* **Exercise prompt**:
Below is a listing; give only the number of its lines that contain the word "hint".

Content starts

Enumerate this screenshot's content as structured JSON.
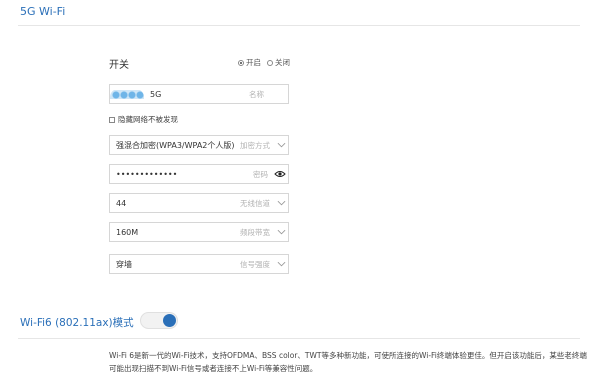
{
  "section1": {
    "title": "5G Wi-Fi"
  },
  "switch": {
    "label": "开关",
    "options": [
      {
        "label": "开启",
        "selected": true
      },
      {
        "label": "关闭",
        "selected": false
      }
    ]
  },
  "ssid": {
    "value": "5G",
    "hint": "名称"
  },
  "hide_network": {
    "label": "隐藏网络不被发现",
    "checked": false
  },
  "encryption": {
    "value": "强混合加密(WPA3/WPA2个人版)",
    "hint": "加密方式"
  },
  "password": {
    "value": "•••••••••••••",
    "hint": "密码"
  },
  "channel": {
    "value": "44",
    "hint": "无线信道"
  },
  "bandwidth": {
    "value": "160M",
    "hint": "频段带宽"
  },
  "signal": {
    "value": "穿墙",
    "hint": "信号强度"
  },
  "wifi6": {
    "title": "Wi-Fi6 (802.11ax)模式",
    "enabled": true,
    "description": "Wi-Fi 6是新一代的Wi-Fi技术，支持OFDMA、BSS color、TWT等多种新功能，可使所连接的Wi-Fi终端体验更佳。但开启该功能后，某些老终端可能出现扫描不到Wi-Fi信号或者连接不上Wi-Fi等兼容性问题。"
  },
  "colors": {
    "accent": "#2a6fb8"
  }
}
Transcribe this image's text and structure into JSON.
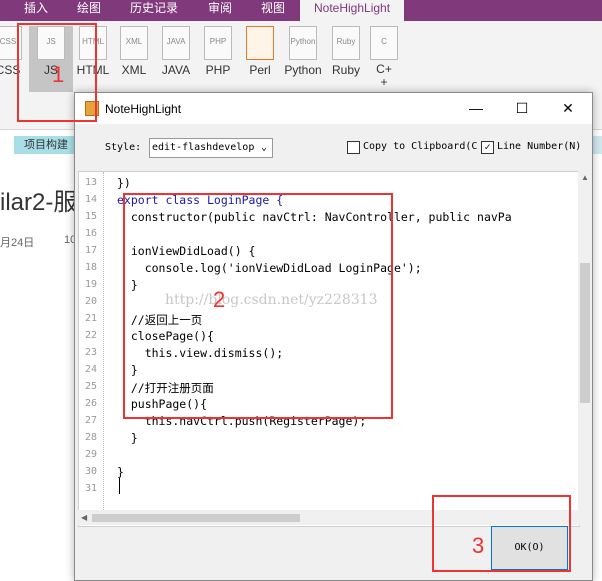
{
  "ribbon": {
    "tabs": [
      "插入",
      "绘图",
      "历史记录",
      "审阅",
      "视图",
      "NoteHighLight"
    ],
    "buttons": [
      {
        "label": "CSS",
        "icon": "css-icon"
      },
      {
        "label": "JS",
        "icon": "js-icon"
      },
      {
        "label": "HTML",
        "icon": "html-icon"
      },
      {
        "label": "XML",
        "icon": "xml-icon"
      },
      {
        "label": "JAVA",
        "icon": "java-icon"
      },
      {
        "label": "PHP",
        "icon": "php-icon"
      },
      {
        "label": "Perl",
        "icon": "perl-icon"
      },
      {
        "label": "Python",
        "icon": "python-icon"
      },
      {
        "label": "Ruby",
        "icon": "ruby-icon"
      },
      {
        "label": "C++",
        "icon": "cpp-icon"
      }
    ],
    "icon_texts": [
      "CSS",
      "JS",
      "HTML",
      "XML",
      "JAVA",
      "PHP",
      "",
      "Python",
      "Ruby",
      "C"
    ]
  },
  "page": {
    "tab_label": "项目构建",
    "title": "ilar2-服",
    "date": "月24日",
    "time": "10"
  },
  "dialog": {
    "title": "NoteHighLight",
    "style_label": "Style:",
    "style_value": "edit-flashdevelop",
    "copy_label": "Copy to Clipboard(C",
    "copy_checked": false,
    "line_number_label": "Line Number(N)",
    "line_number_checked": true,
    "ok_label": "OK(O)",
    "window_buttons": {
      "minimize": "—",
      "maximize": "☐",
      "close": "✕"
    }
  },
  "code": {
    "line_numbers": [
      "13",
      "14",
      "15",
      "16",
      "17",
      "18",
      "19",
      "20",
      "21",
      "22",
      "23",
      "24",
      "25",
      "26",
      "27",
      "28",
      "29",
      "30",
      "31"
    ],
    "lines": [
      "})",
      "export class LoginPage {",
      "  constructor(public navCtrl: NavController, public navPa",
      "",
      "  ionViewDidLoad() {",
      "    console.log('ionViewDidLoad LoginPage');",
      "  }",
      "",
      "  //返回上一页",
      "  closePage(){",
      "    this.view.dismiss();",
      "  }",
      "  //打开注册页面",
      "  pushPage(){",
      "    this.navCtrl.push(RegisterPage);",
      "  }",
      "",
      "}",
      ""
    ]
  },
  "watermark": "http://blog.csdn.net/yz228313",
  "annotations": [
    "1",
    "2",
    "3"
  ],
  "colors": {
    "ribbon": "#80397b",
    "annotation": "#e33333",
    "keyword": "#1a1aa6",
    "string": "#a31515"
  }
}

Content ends

* **Solution to this exercise**:
6